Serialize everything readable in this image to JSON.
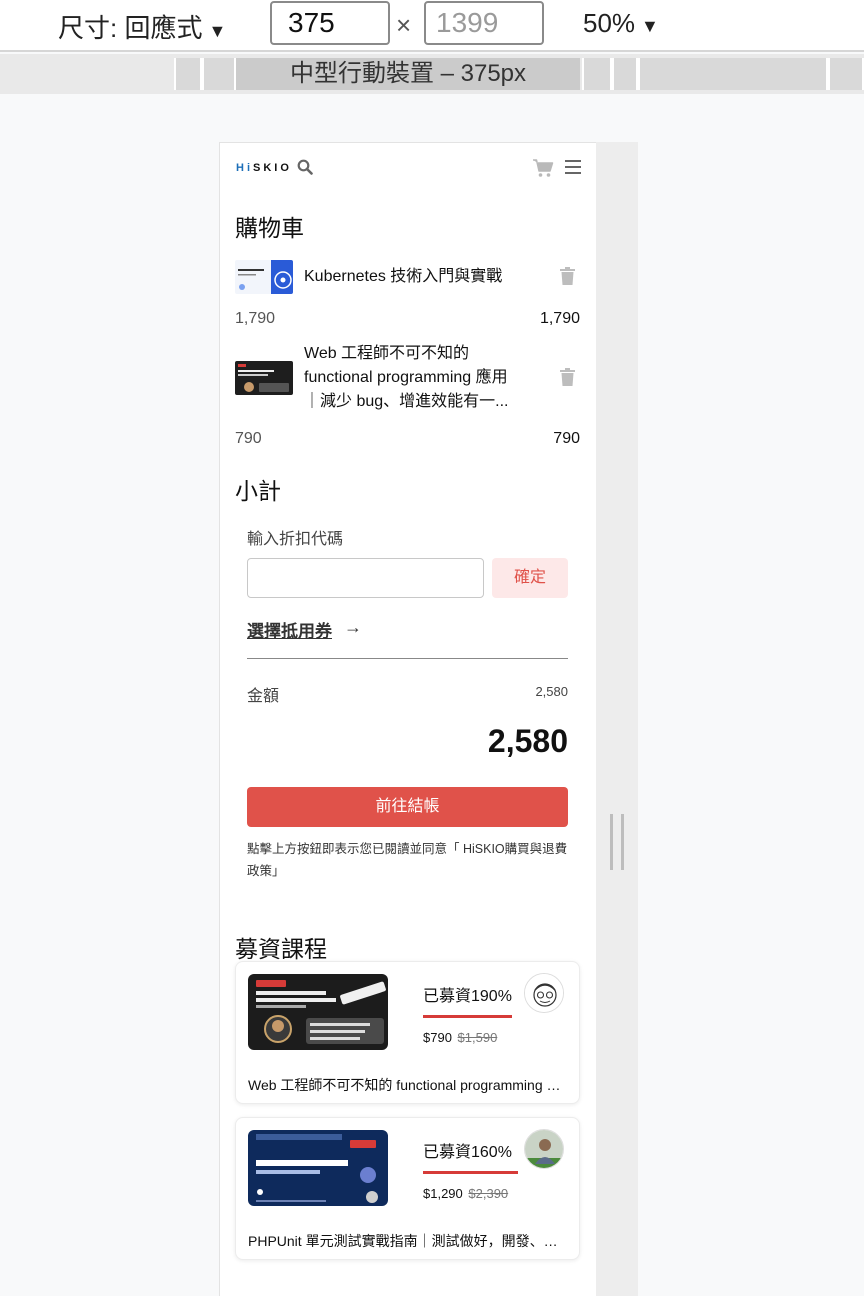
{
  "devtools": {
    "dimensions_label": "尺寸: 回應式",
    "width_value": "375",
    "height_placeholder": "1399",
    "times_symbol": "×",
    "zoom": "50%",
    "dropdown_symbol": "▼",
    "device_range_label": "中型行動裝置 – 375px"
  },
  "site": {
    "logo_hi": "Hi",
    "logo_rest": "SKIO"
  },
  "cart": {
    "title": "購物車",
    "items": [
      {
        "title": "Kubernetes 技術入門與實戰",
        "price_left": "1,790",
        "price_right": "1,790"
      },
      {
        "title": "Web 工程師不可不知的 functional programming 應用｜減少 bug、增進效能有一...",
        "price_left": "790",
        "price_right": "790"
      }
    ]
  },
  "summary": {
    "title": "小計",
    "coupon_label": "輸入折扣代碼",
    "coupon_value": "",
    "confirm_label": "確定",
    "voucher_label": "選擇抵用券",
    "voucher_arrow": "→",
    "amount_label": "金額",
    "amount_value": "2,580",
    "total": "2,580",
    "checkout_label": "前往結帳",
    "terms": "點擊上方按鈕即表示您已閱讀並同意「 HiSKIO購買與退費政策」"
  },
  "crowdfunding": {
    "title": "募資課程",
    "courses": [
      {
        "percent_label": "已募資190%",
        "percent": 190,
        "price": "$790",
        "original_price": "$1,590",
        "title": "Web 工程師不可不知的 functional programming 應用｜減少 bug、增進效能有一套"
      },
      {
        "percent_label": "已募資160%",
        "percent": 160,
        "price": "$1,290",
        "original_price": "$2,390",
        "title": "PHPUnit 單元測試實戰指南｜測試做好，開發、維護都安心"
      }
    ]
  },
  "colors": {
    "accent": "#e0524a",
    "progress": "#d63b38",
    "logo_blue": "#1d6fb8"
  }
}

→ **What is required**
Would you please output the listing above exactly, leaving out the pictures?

→ **Solution**
Serialize everything readable in this image to JSON.
{
  "devtools": {
    "dimensions_label": "尺寸: 回應式",
    "width_value": "375",
    "height_placeholder": "1399",
    "times_symbol": "×",
    "zoom": "50%",
    "dropdown_symbol": "▼",
    "device_range_label": "中型行動裝置 – 375px"
  },
  "site": {
    "logo_hi": "Hi",
    "logo_rest": "SKIO"
  },
  "cart": {
    "title": "購物車",
    "items": [
      {
        "title": "Kubernetes 技術入門與實戰",
        "price_left": "1,790",
        "price_right": "1,790"
      },
      {
        "title": "Web 工程師不可不知的 functional programming 應用｜減少 bug、增進效能有一...",
        "price_left": "790",
        "price_right": "790"
      }
    ]
  },
  "summary": {
    "title": "小計",
    "coupon_label": "輸入折扣代碼",
    "coupon_value": "",
    "confirm_label": "確定",
    "voucher_label": "選擇抵用券",
    "voucher_arrow": "→",
    "amount_label": "金額",
    "amount_value": "2,580",
    "total": "2,580",
    "checkout_label": "前往結帳",
    "terms": "點擊上方按鈕即表示您已閱讀並同意「 HiSKIO購買與退費政策」"
  },
  "crowdfunding": {
    "title": "募資課程",
    "courses": [
      {
        "percent_label": "已募資190%",
        "percent": 190,
        "price": "$790",
        "original_price": "$1,590",
        "title": "Web 工程師不可不知的 functional programming 應用｜減少 bug、增進效能有一套"
      },
      {
        "percent_label": "已募資160%",
        "percent": 160,
        "price": "$1,290",
        "original_price": "$2,390",
        "title": "PHPUnit 單元測試實戰指南｜測試做好，開發、維護都安心"
      }
    ]
  },
  "colors": {
    "accent": "#e0524a",
    "progress": "#d63b38",
    "logo_blue": "#1d6fb8"
  }
}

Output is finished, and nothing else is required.